On Jan. 2, 2011, my father-in-law, Jack Byron, died. We still mourn him. We still are unable to mourn him. Grief is much bigger and more intrusive than the three bereavement days we allow it.
Grief is the elephant
that is not in the room.
So it leaves you free
to lead a fundraiser for elephant victims.
Free to buy an elephant gun
and shoot everything within 20 yards.
Free to demand that you be carried in a howdah
everywhere you go.
Free to go on safari to see that most peculiar animal —
like a wall, like a rope, like a snake.
No, you’ve never seen one.
You just know they’re dangerous.
And since there’s no elephant in the room
you can’t know what causes that foul odor
that makes the air so chokingly thick
that it clogs your eyes with tears.
It’s not an elephant
that has filled the room
in sticky, stinking shit that you couldn’t possibly dig out
even if you could find a good square-edged shovel
or a river.
And it isn’t an elephant that squashed you
unable to move
unable to decide to move
unable to want to move
unable to want.
Because there isn’t an elephant in the room.
Grief is the elephant that is not in the room.
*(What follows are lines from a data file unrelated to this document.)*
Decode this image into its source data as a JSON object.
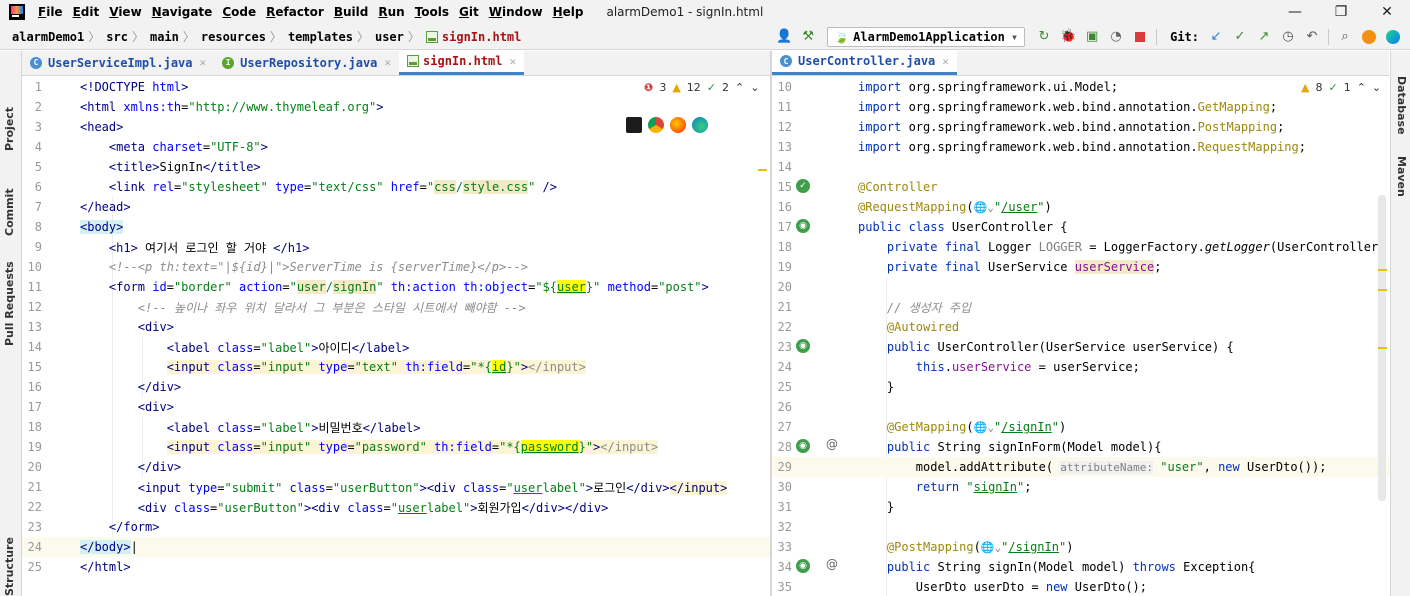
{
  "window": {
    "title": "alarmDemo1 - signIn.html",
    "menu": [
      {
        "u": "F",
        "rest": "ile"
      },
      {
        "u": "E",
        "rest": "dit"
      },
      {
        "u": "V",
        "rest": "iew"
      },
      {
        "u": "N",
        "rest": "avigate"
      },
      {
        "u": "C",
        "rest": "ode"
      },
      {
        "u": "R",
        "rest": "efactor"
      },
      {
        "u": "B",
        "rest": "uild"
      },
      {
        "u": "R",
        "rest": "un",
        "pre": ""
      },
      {
        "u": "T",
        "rest": "ools"
      },
      {
        "u": "G",
        "rest": "it"
      },
      {
        "u": "W",
        "rest": "indow"
      },
      {
        "u": "H",
        "rest": "elp"
      }
    ],
    "minimize": "—",
    "maximize": "❐",
    "close": "✕"
  },
  "breadcrumb": [
    "alarmDemo1",
    "src",
    "main",
    "resources",
    "templates",
    "user",
    "signIn.html"
  ],
  "toolbar": {
    "run_config": "AlarmDemo1Application",
    "git_label": "Git:"
  },
  "left_strip": [
    "Project",
    "Commit",
    "Pull Requests",
    "Structure"
  ],
  "right_strip": [
    "Database",
    "Maven"
  ],
  "left_tabs": [
    {
      "label": "UserServiceImpl.java",
      "icon": "class-icon"
    },
    {
      "label": "UserRepository.java",
      "icon": "interface-icon"
    },
    {
      "label": "signIn.html",
      "icon": "html-icon",
      "active": true
    }
  ],
  "right_tabs": [
    {
      "label": "UserController.java",
      "icon": "class-icon",
      "active": true
    }
  ],
  "left_inspect": {
    "errors": "3",
    "warnings": "12",
    "typos": "2"
  },
  "right_inspect": {
    "warnings": "8",
    "typos": "1"
  },
  "left_code": [
    {
      "n": "1",
      "h": "<span class='tag'>&lt;!DOCTYPE </span><span class='attr'>html</span><span class='tag'>&gt;</span>"
    },
    {
      "n": "2",
      "h": "<span class='tag'>&lt;html </span><span class='attr'>xmlns:th</span>=<span class='str'>\"http://www.thymeleaf.org\"</span><span class='tag'>&gt;</span>"
    },
    {
      "n": "3",
      "h": "<span class='tag'>&lt;head&gt;</span>"
    },
    {
      "n": "4",
      "h": "    <span class='tag'>&lt;meta </span><span class='attr'>charset</span>=<span class='str'>\"UTF-8\"</span><span class='tag'>&gt;</span>"
    },
    {
      "n": "5",
      "h": "    <span class='tag'>&lt;title&gt;</span>SignIn<span class='tag'>&lt;/title&gt;</span>"
    },
    {
      "n": "6",
      "h": "    <span class='tag'>&lt;link </span><span class='attr'>rel</span>=<span class='str'>\"stylesheet\"</span> <span class='attr'>type</span>=<span class='str'>\"text/css\"</span> <span class='attr'>href</span>=<span class='str'>\"<span class='field-hl'>css</span>/<span class='field-hl'>style.css</span>\"</span> <span class='tag'>/&gt;</span>"
    },
    {
      "n": "7",
      "h": "<span class='tag'>&lt;/head&gt;</span>"
    },
    {
      "n": "8",
      "h": "<span class='tag' style='background:#d4f0f0'>&lt;body&gt;</span>"
    },
    {
      "n": "9",
      "h": "    <span class='tag'>&lt;h1&gt;</span> 여기서 로그인 할 거야 <span class='tag'>&lt;/h1&gt;</span>"
    },
    {
      "n": "10",
      "h": "    <span class='cmt'>&lt;!--&lt;p th:text=\"|${id}|\"&gt;ServerTime is {serverTime}&lt;/p&gt;--&gt;</span>"
    },
    {
      "n": "11",
      "h": "    <span class='tag'>&lt;form </span><span class='attr'>id</span>=<span class='str'>\"border\"</span> <span class='attr'>action</span>=<span class='str'>\"<span class='field-hl'>user</span>/<span class='field-hl'>signIn</span>\"</span> <span class='attr'>th:action</span> <span class='attr'>th:object</span>=<span class='str'>\"${<span class='pre-hl'>user</span>}\"</span> <span class='attr'>method</span>=<span class='str'>\"post\"</span><span class='tag'>&gt;</span>"
    },
    {
      "n": "12",
      "h": "        <span class='cmt'>&lt;!-- 높이나 좌우 위치 달라서 그 부분은 스타일 시트에서 빼야함 --&gt;</span>"
    },
    {
      "n": "13",
      "h": "        <span class='tag'>&lt;div&gt;</span>"
    },
    {
      "n": "14",
      "h": "            <span class='tag'>&lt;label </span><span class='attr'>class</span>=<span class='str'>\"label\"</span><span class='tag'>&gt;</span>아이디<span class='tag'>&lt;/label&gt;</span>"
    },
    {
      "n": "15",
      "h": "            <span class='hl-bg'><span class='tag'>&lt;input </span><span class='attr'>class</span>=<span class='str'>\"input\"</span> <span class='attr'>type</span>=<span class='str'>\"text\"</span> <span class='attr'>th:field</span>=<span class='str'>\"*{<span class='pre-hl'>id</span>}\"</span><span class='tag'>&gt;</span><span class='cmt' style='font-style:normal'>&lt;/input&gt;</span></span>"
    },
    {
      "n": "16",
      "h": "        <span class='tag'>&lt;/div&gt;</span>"
    },
    {
      "n": "17",
      "h": "        <span class='tag'>&lt;div&gt;</span>"
    },
    {
      "n": "18",
      "h": "            <span class='tag'>&lt;label </span><span class='attr'>class</span>=<span class='str'>\"label\"</span><span class='tag'>&gt;</span>비밀번호<span class='tag'>&lt;/label&gt;</span>"
    },
    {
      "n": "19",
      "h": "            <span class='hl-bg'><span class='tag'>&lt;input </span><span class='attr'>class</span>=<span class='str'>\"input\"</span> <span class='attr'>type</span>=<span class='str'>\"password\"</span> <span class='attr'>th:field</span>=<span class='str'>\"*{<span class='pre-hl'>password</span>}\"</span><span class='tag'>&gt;</span><span class='cmt' style='font-style:normal'>&lt;/input&gt;</span></span>"
    },
    {
      "n": "20",
      "h": "        <span class='tag'>&lt;/div&gt;</span>"
    },
    {
      "n": "21",
      "h": "        <span class='tag'>&lt;input </span><span class='attr'>type</span>=<span class='str'>\"submit\"</span> <span class='attr'>class</span>=<span class='str'>\"userButton\"</span><span class='tag'>&gt;&lt;div </span><span class='attr'>class</span>=<span class='str'>\"<span class='link'>user</span>label\"</span><span class='tag'>&gt;</span>로그인<span class='tag'>&lt;/div&gt;</span><span class='hl-bg'><span class='tag'>&lt;/input&gt;</span></span>"
    },
    {
      "n": "22",
      "h": "        <span class='tag'>&lt;div </span><span class='attr'>class</span>=<span class='str'>\"userButton\"</span><span class='tag'>&gt;&lt;div </span><span class='attr'>class</span>=<span class='str'>\"<span class='link'>user</span>label\"</span><span class='tag'>&gt;</span>회원가입<span class='tag'>&lt;/div&gt;&lt;/div&gt;</span>"
    },
    {
      "n": "23",
      "h": "    <span class='tag'>&lt;/form&gt;</span>"
    },
    {
      "n": "24",
      "h": "<span class='tag' style='background:#d4f0f0'>&lt;/body&gt;</span>|",
      "cur": true
    },
    {
      "n": "25",
      "h": "<span class='tag'>&lt;/html&gt;</span>"
    }
  ],
  "right_code": [
    {
      "n": "10",
      "h": "<span class='kw'>import</span> org.springframework.ui.Model;"
    },
    {
      "n": "11",
      "h": "<span class='kw'>import</span> org.springframework.web.bind.annotation.<span class='ann'>GetMapping</span>;"
    },
    {
      "n": "12",
      "h": "<span class='kw'>import</span> org.springframework.web.bind.annotation.<span class='ann'>PostMapping</span>;"
    },
    {
      "n": "13",
      "h": "<span class='kw'>import</span> org.springframework.web.bind.annotation.<span class='ann'>RequestMapping</span>;"
    },
    {
      "n": "14",
      "h": ""
    },
    {
      "n": "15",
      "h": "<span class='ann'>@Controller</span>"
    },
    {
      "n": "16",
      "h": "<span class='ann'>@RequestMapping</span>(<span class='param'>🌐⌄</span><span class='str'>\"<span class='link'>/user</span>\"</span>)"
    },
    {
      "n": "17",
      "h": "<span class='kw'>public class</span> UserController {"
    },
    {
      "n": "18",
      "h": "    <span class='kw'>private final</span> Logger <span class='fld' style='color:#808080'>LOGGER</span> = LoggerFactory.<span class='italic'>getLogger</span>(UserController."
    },
    {
      "n": "19",
      "h": "    <span class='kw'>private final</span> UserService <span class='fld field-hl'>userService</span>;"
    },
    {
      "n": "20",
      "h": ""
    },
    {
      "n": "21",
      "h": "    <span class='cmt'>// 생성자 주입</span>"
    },
    {
      "n": "22",
      "h": "    <span class='ann'>@Autowired</span>"
    },
    {
      "n": "23",
      "h": "    <span class='kw'>public</span> UserController(UserService userService) {"
    },
    {
      "n": "24",
      "h": "        <span class='kw'>this</span>.<span class='fld'>userService</span> = userService;"
    },
    {
      "n": "25",
      "h": "    }"
    },
    {
      "n": "26",
      "h": ""
    },
    {
      "n": "27",
      "h": "    <span class='ann'>@GetMapping</span>(<span class='param'>🌐⌄</span><span class='str'>\"<span class='link'>/signIn</span>\"</span>)"
    },
    {
      "n": "28",
      "h": "    <span class='kw'>public</span> String signInForm(Model model){"
    },
    {
      "n": "29",
      "h": "        model.addAttribute( <span class='param' style='background:#f0f0f0'>attributeName:</span> <span class='str'>\"user\"</span>, <span class='kw'>new</span> UserDto());",
      "cur": true
    },
    {
      "n": "30",
      "h": "        <span class='kw'>return</span> <span class='str'>\"<span class='link'>signIn</span>\"</span>;"
    },
    {
      "n": "31",
      "h": "    }"
    },
    {
      "n": "32",
      "h": ""
    },
    {
      "n": "33",
      "h": "    <span class='ann'>@PostMapping</span>(<span class='param'>🌐⌄</span><span class='str'>\"<span class='link'>/signIn</span>\"</span>)"
    },
    {
      "n": "34",
      "h": "    <span class='kw'>public</span> String signIn(Model model) <span class='kw'>throws</span> Exception{"
    },
    {
      "n": "35",
      "h": "        UserDto userDto = <span class='kw'>new</span> UserDto();"
    }
  ]
}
There are so many ways we mourn, and fail to mourn, our loss of a man who, years into Alzheimers, had lost all language except two sentences:
“I love you! You are very wonderful!”
When intellect and social convention had deserted Jack, all that was left in him was the character of Christ, carefully cultivated over many decades, which offered God’s love and the very blessing of Creation to every person he met. After his death, staff at the nursing home where he spent his last days wept with his widow.
“Who will tell us they love us now?” they asked.
We must tell one another. Living in this room where there is no elephant of grief, we must tell one another of our love, and God’s love. It’s what Jack would have wanted.